Department of Music faculty Robert Huw Morgan, organ, and Elaine Thornburgh, harpsichord, perform on Bing Concert Hall's newly-acquired instruments. The makers of these instruments will also be present to provide their unique perspectives on recreating historical designs.
The Hupalo & Repasky Continuo Pipe organ was inspired by 17th-century English and German Chamber organs. The six stop (sets of pipes) divide treble and bass for additional flexibility on a one-keyboard instrument that can play at either 415 pitch (used by many Baroque instruments) or 440 pitch by shifting the key action one half step. There are two unison pitched sets of pipes, two sets pitched an octave higher, one set pitched two octaves higher, and a solo stop of two sets of pipes, one pitched two octaves and a fifth higher, and one pitched three octaves and a third higher. There are three wooden sets of pipes and four metal sets of pipes. The display pipes, from the 4' Principal stop, are high tin content.
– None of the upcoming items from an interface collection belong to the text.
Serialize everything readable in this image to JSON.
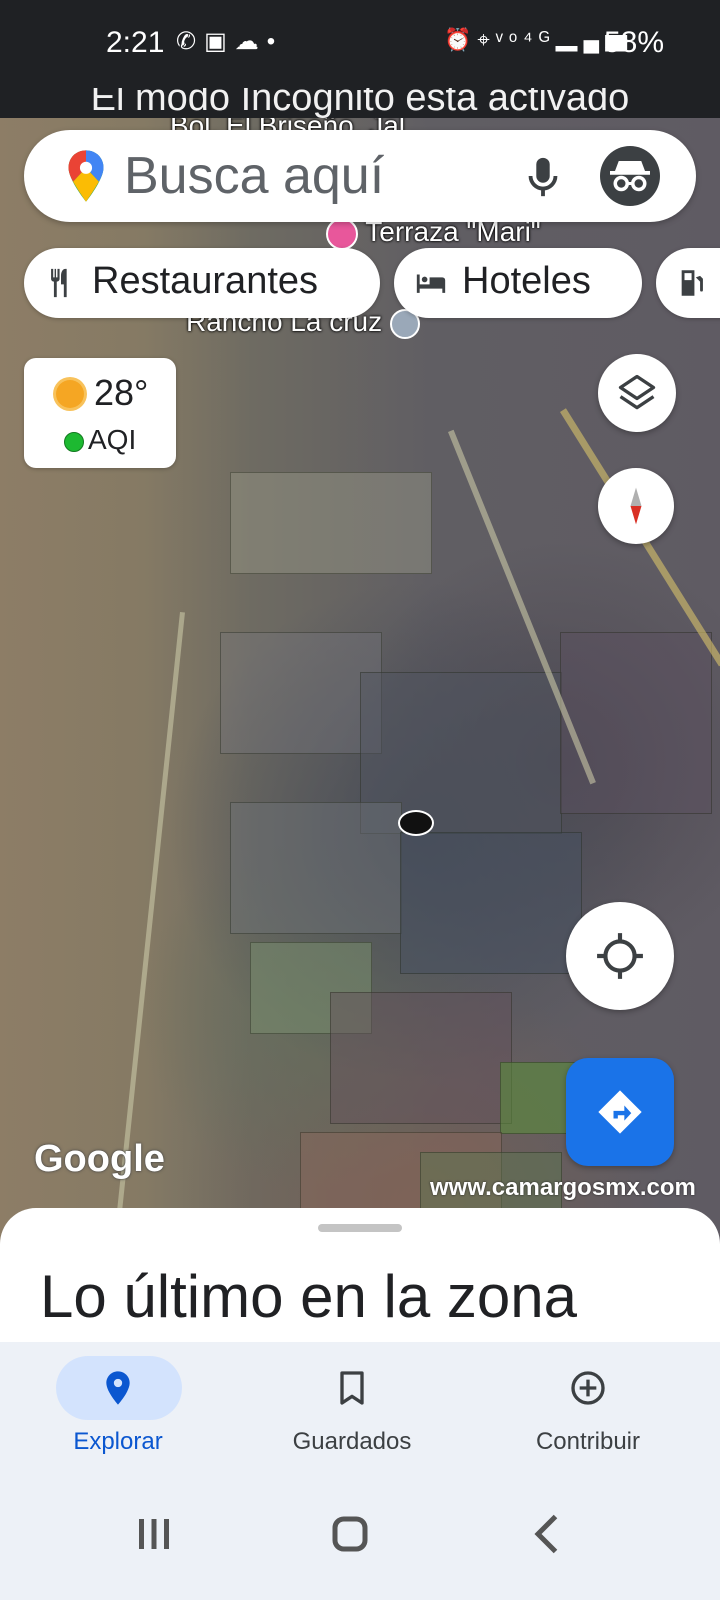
{
  "status_bar": {
    "time": "2:21",
    "battery": "58%",
    "left_icons": [
      "whatsapp-icon",
      "gallery-icon",
      "weather-icon",
      "dot-icon"
    ],
    "right_icons": [
      "alarm-icon",
      "location-icon",
      "volte-icon",
      "4g-icon",
      "signal-icon"
    ]
  },
  "incognito_banner": "El modo Incógnito está activado",
  "search": {
    "placeholder": "Busca aquí"
  },
  "chips": [
    {
      "label": "Restaurantes",
      "icon": "restaurant-icon"
    },
    {
      "label": "Hoteles",
      "icon": "hotel-icon"
    },
    {
      "label": "",
      "icon": "gas-station-icon"
    }
  ],
  "weather": {
    "temperature": "28°",
    "aqi_label": "AQI"
  },
  "map": {
    "labels": {
      "top": "Bol. El Briseño, Jal",
      "terraza": "Terraza \"Mari\"",
      "rancho": "Rancho La cruz"
    },
    "google_logo": "Google",
    "watermark": "www.camargosmx.com"
  },
  "sheet": {
    "title": "Lo último en la zona"
  },
  "bottom_nav": {
    "items": [
      {
        "label": "Explorar",
        "icon": "location-pin-icon",
        "active": true
      },
      {
        "label": "Guardados",
        "icon": "bookmark-icon",
        "active": false
      },
      {
        "label": "Contribuir",
        "icon": "add-circle-icon",
        "active": false
      }
    ]
  },
  "colors": {
    "accent_blue": "#1a73e8",
    "active_pill": "#d3e3fd",
    "nav_bg": "#edf1f7",
    "status_bg": "#1f2124"
  }
}
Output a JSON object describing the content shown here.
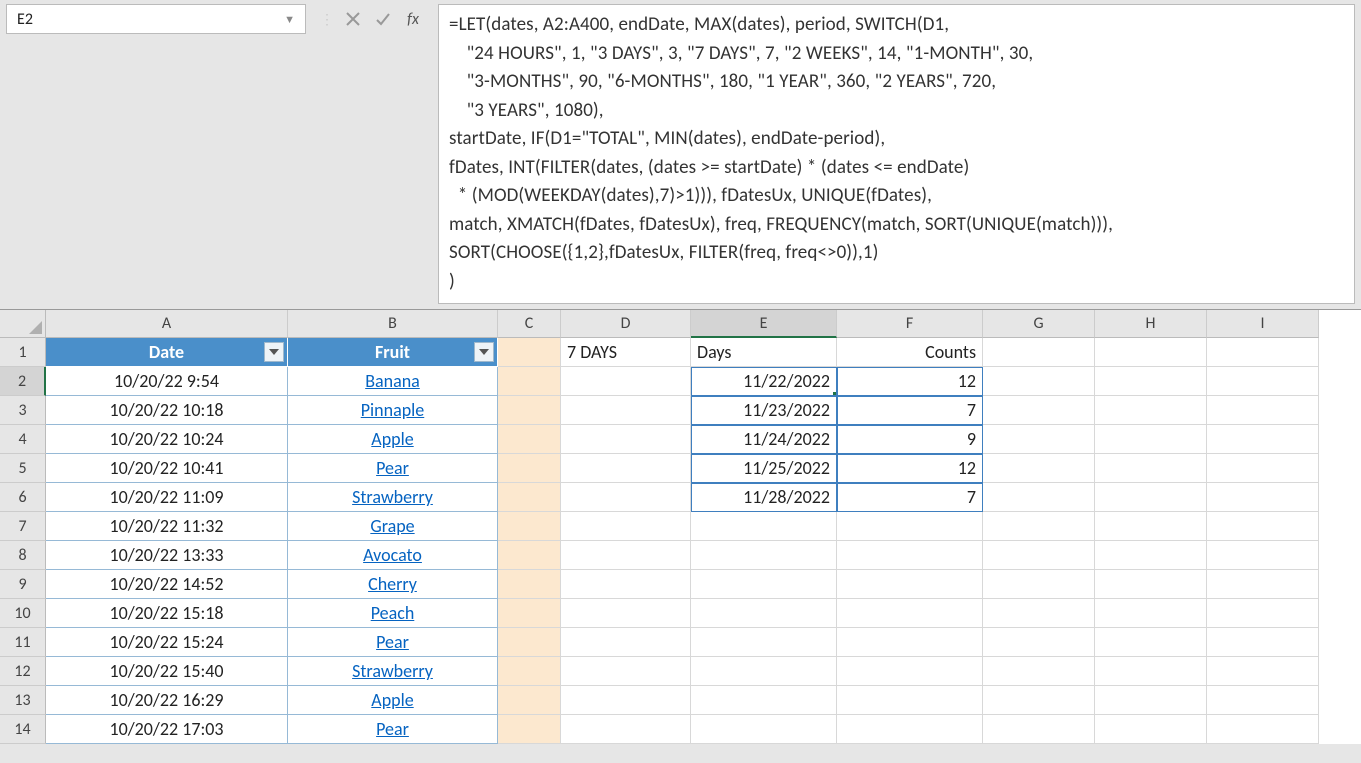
{
  "name_box": "E2",
  "formula": "=LET(dates, A2:A400, endDate, MAX(dates), period, SWITCH(D1,\n    \"24 HOURS\", 1, \"3 DAYS\", 3, \"7 DAYS\", 7, \"2 WEEKS\", 14, \"1-MONTH\", 30,\n    \"3-MONTHS\", 90, \"6-MONTHS\", 180, \"1 YEAR\", 360, \"2 YEARS\", 720,\n    \"3 YEARS\", 1080),\nstartDate, IF(D1=\"TOTAL\", MIN(dates), endDate-period),\nfDates, INT(FILTER(dates, (dates >= startDate) * (dates <= endDate)\n  * (MOD(WEEKDAY(dates),7)>1))), fDatesUx, UNIQUE(fDates),\nmatch, XMATCH(fDates, fDatesUx), freq, FREQUENCY(match, SORT(UNIQUE(match))),\nSORT(CHOOSE({1,2},fDatesUx, FILTER(freq, freq<>0)),1)\n)",
  "columns": [
    "A",
    "B",
    "C",
    "D",
    "E",
    "F",
    "G",
    "H",
    "I"
  ],
  "table": {
    "headers": {
      "date": "Date",
      "fruit": "Fruit"
    },
    "rows": [
      {
        "date": "10/20/22 9:54",
        "fruit": "Banana"
      },
      {
        "date": "10/20/22 10:18",
        "fruit": "Pinnaple"
      },
      {
        "date": "10/20/22 10:24",
        "fruit": "Apple"
      },
      {
        "date": "10/20/22 10:41",
        "fruit": "Pear"
      },
      {
        "date": "10/20/22 11:09",
        "fruit": "Strawberry"
      },
      {
        "date": "10/20/22 11:32",
        "fruit": "Grape"
      },
      {
        "date": "10/20/22 13:33",
        "fruit": "Avocato"
      },
      {
        "date": "10/20/22 14:52",
        "fruit": "Cherry"
      },
      {
        "date": "10/20/22 15:18",
        "fruit": "Peach"
      },
      {
        "date": "10/20/22 15:24",
        "fruit": "Pear"
      },
      {
        "date": "10/20/22 15:40",
        "fruit": "Strawberry"
      },
      {
        "date": "10/20/22 16:29",
        "fruit": "Apple"
      },
      {
        "date": "10/20/22 17:03",
        "fruit": "Pear"
      }
    ]
  },
  "d1": "7 DAYS",
  "e1": "Days",
  "f1": "Counts",
  "results": [
    {
      "day": "11/22/2022",
      "count": "12"
    },
    {
      "day": "11/23/2022",
      "count": "7"
    },
    {
      "day": "11/24/2022",
      "count": "9"
    },
    {
      "day": "11/25/2022",
      "count": "12"
    },
    {
      "day": "11/28/2022",
      "count": "7"
    }
  ],
  "row_numbers": [
    "1",
    "2",
    "3",
    "4",
    "5",
    "6",
    "7",
    "8",
    "9",
    "10",
    "11",
    "12",
    "13",
    "14"
  ]
}
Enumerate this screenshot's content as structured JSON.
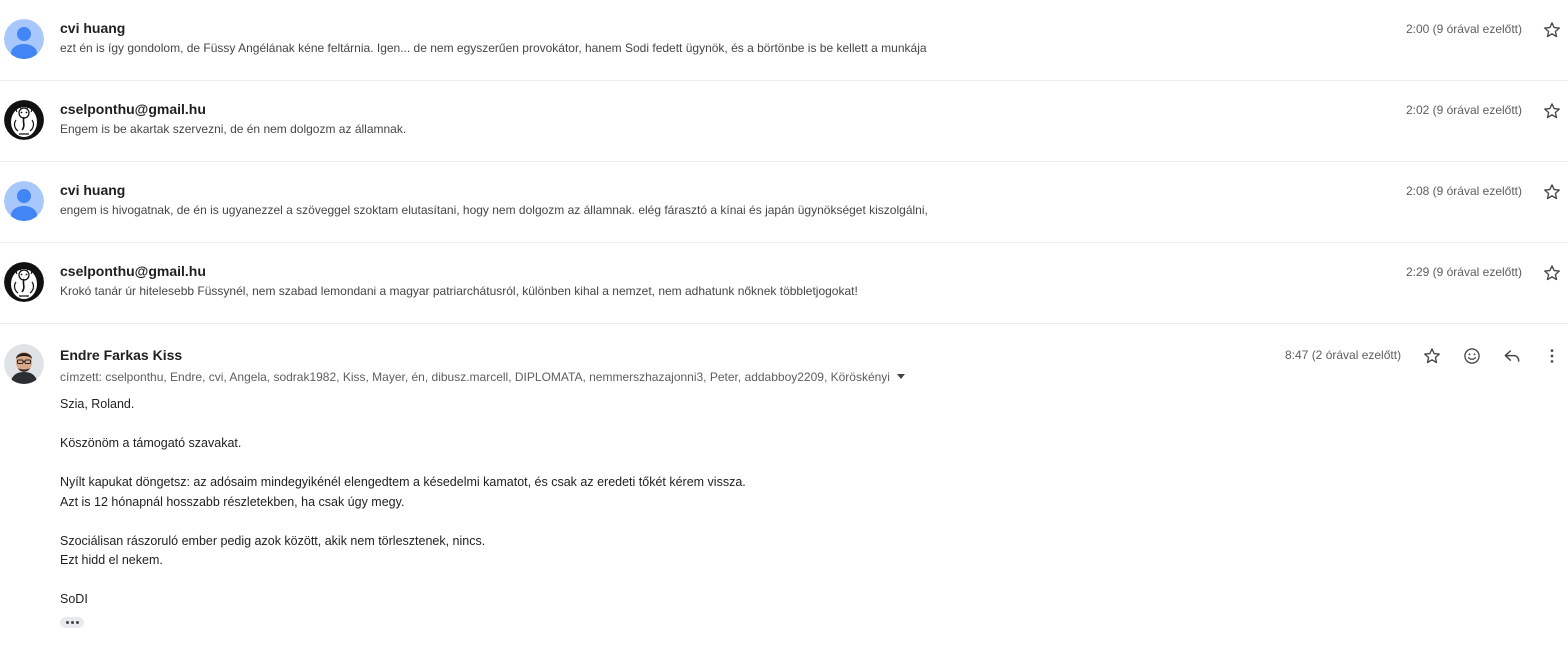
{
  "messages": [
    {
      "sender": "cvi huang",
      "snippet": "ezt én is így gondolom, de Füssy Angélának kéne feltárnia. Igen... de nem egyszerűen provokátor, hanem Sodi fedett ügynök, és a börtönbe is be kellett a munkája",
      "time": "2:00 (9 órával ezelőtt)",
      "avatar": "default-person-avatar"
    },
    {
      "sender": "cselponthu@gmail.hu",
      "snippet": "Engem is be akartak szervezni, de én nem dolgozm az államnak.",
      "time": "2:02 (9 órával ezelőtt)",
      "avatar": "ganesha-drawing-avatar"
    },
    {
      "sender": "cvi huang",
      "snippet": "engem is hivogatnak, de én is ugyanezzel a szöveggel szoktam elutasítani, hogy nem dolgozm az államnak. elég fárasztó a kínai és japán ügynökséget kiszolgálni,",
      "time": "2:08 (9 órával ezelőtt)",
      "avatar": "default-person-avatar"
    },
    {
      "sender": "cselponthu@gmail.hu",
      "snippet": "Krokó tanár úr hitelesebb Füssynél, nem szabad lemondani a magyar patriarchátusról, különben kihal a nemzet, nem adhatunk nőknek többletjogokat!",
      "time": "2:29 (9 órával ezelőtt)",
      "avatar": "ganesha-drawing-avatar"
    }
  ],
  "open_message": {
    "sender": "Endre Farkas Kiss",
    "recipients": "címzett: cselponthu, Endre, cvi, Angela, sodrak1982, Kiss, Mayer, én, dibusz.marcell, DIPLOMATA, nemmerszhazajonni3, Peter, addabboy2209, Köröskényi",
    "time": "8:47 (2 órával ezelőtt)",
    "body": {
      "line1": "Szia, Roland.",
      "line2": "Köszönöm a támogató szavakat.",
      "line3": "Nyílt kapukat döngetsz: az adósaim mindegyikénél elengedtem a késedelmi kamatot, és csak az eredeti tőkét kérem vissza.",
      "line4": "Azt is 12 hónapnál hosszabb részletekben, ha csak úgy megy.",
      "line5": "Szociálisan rászoruló ember pedig azok között, akik nem törlesztenek, nincs.",
      "line6": "Ezt hidd el nekem.",
      "line7": "SoDI"
    },
    "icons": [
      "star-icon",
      "emoji-reaction-icon",
      "reply-icon",
      "more-vert-icon",
      "show-trimmed-content-icon"
    ]
  },
  "colors": {
    "avatar_bg": "#a8c7fa",
    "avatar_fg": "#4285f4",
    "divider": "#ececec",
    "muted_text": "#5e5e5e"
  }
}
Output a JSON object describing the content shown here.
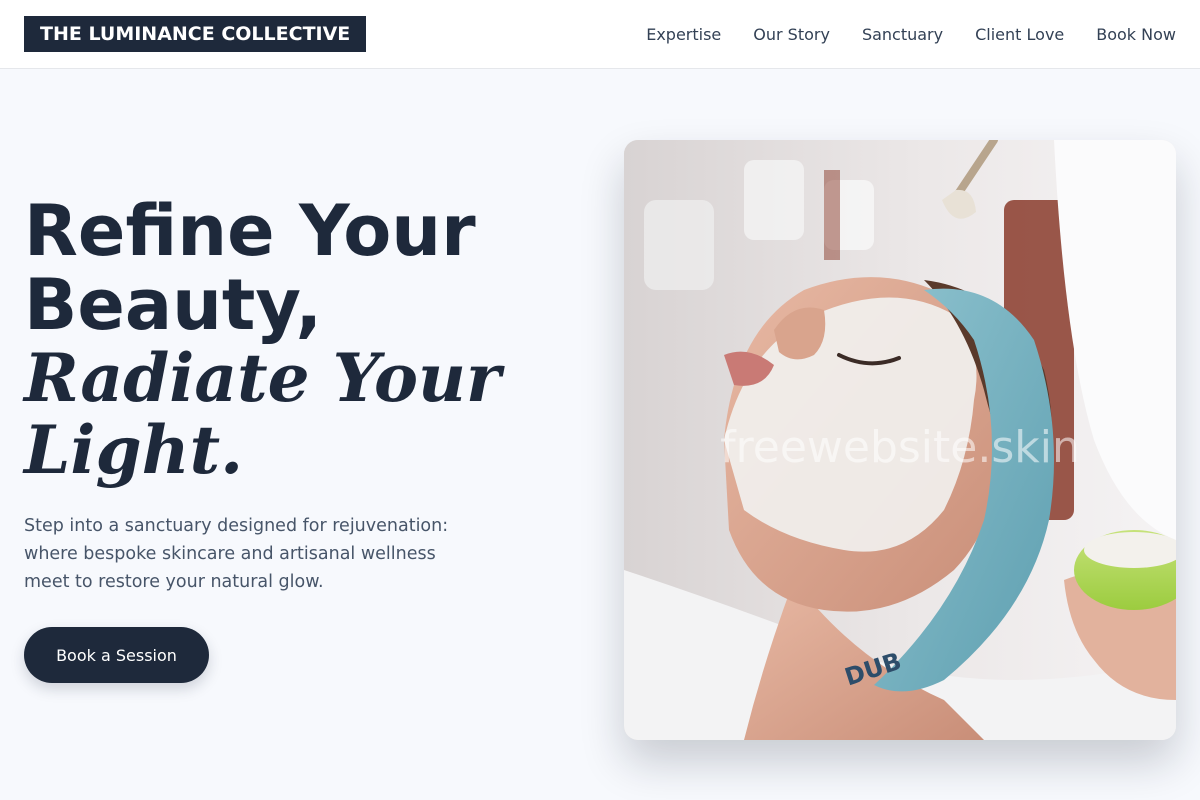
{
  "brand": {
    "name": "THE LUMINANCE COLLECTIVE"
  },
  "nav": {
    "items": [
      {
        "label": "Expertise"
      },
      {
        "label": "Our Story"
      },
      {
        "label": "Sanctuary"
      },
      {
        "label": "Client Love"
      },
      {
        "label": "Book Now"
      }
    ]
  },
  "hero": {
    "headline_line1": "Refine Your",
    "headline_line2": "Beauty,",
    "headline_italic1": "Radiate Your",
    "headline_italic2": "Light.",
    "description": "Step into a sanctuary designed for rejuvenation: where bespoke skincare and artisanal wellness meet to restore your natural glow.",
    "cta_label": "Book a Session",
    "image_watermark": "freewebsite.skin",
    "towel_text": "DUB"
  },
  "colors": {
    "primary": "#1e293b",
    "background": "#f7f9fd",
    "text_muted": "#475569",
    "nav_text": "#334155"
  }
}
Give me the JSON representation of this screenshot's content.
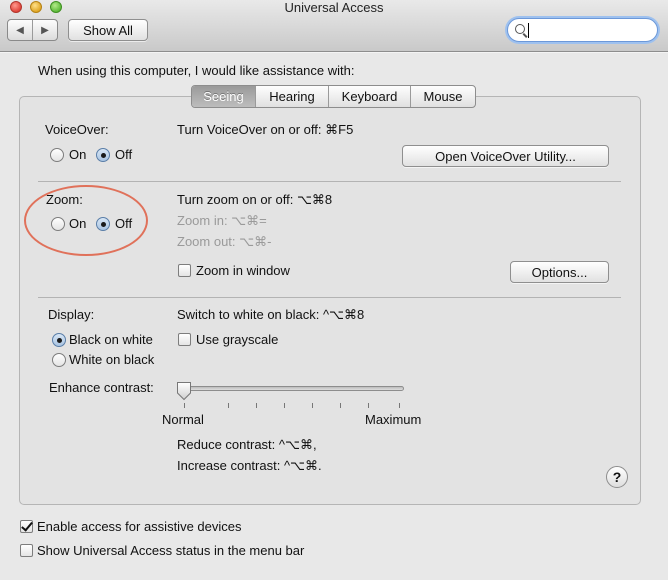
{
  "window": {
    "title": "Universal Access",
    "accent": "#e0715a"
  },
  "toolbar": {
    "back_icon": "chevron-left-icon",
    "forward_icon": "chevron-right-icon",
    "show_all": "Show All",
    "search_value": "",
    "search_icon": "search-icon"
  },
  "intro": "When using this computer, I would like assistance with:",
  "tabs": [
    {
      "label": "Seeing",
      "active": true
    },
    {
      "label": "Hearing",
      "active": false
    },
    {
      "label": "Keyboard",
      "active": false
    },
    {
      "label": "Mouse",
      "active": false
    }
  ],
  "voiceover": {
    "label": "VoiceOver:",
    "on": "On",
    "off": "Off",
    "selected": "Off",
    "shortcut": "Turn VoiceOver on or off: ⌘F5",
    "utility_button": "Open VoiceOver Utility..."
  },
  "zoom": {
    "label": "Zoom:",
    "on": "On",
    "off": "Off",
    "selected": "Off",
    "shortcut": "Turn zoom on or off: ⌥⌘8",
    "zoom_in": "Zoom in: ⌥⌘=",
    "zoom_out": "Zoom out: ⌥⌘-",
    "zoom_in_window": "Zoom in window",
    "zoom_in_window_checked": false,
    "options_button": "Options..."
  },
  "display": {
    "label": "Display:",
    "black_on_white": "Black on white",
    "white_on_black": "White on black",
    "selected": "Black on white",
    "shortcut": "Switch to white on black: ^⌥⌘8",
    "grayscale": "Use grayscale",
    "grayscale_checked": false,
    "contrast_label": "Enhance contrast:",
    "contrast_value": 0,
    "contrast_min": "Normal",
    "contrast_max": "Maximum",
    "reduce": "Reduce contrast: ^⌥⌘,",
    "increase": "Increase contrast: ^⌥⌘."
  },
  "help": "?",
  "footer": {
    "assistive": "Enable access for assistive devices",
    "assistive_checked": true,
    "status": "Show Universal Access status in the menu bar",
    "status_checked": false
  }
}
The case work and pipe shade carvings are of koa, koa veneered wood, and iroko wood.
The John Phillips harpsichord made for the Bing Concert Hall in 2013 is based on a Parisian instrument by Nicolas Dumont in 1707. Nicholas Dumont was an important Parisian harpsichord maker; his instruments occasionally appear in 18th century inventories. In addition to the 1707 instrument, three other Dumont harpsichords are also known to survive. The musical qualities of this early 18th century Parisian harpsichord make it perfect for the contemporary French “Classical” repertoire of François Couperin, Louis Marchand, and the young Jean-Philippe Rameau. There is a certain clarity to the sound in all registers and the extra richness found in later 18th century Parisian instruments, which makes it suitable for a wide variety of solo repertoire as well as for accompaniment.

Details

When:

Sunday, October 23, 2016. 02:30 PM

Where:

Bing Concert Hall

Sponsor:

Department of Music
wkeats@stanford.edu

Admission:

Free | Free tickets available at the Bing Box Office one hour before curtain.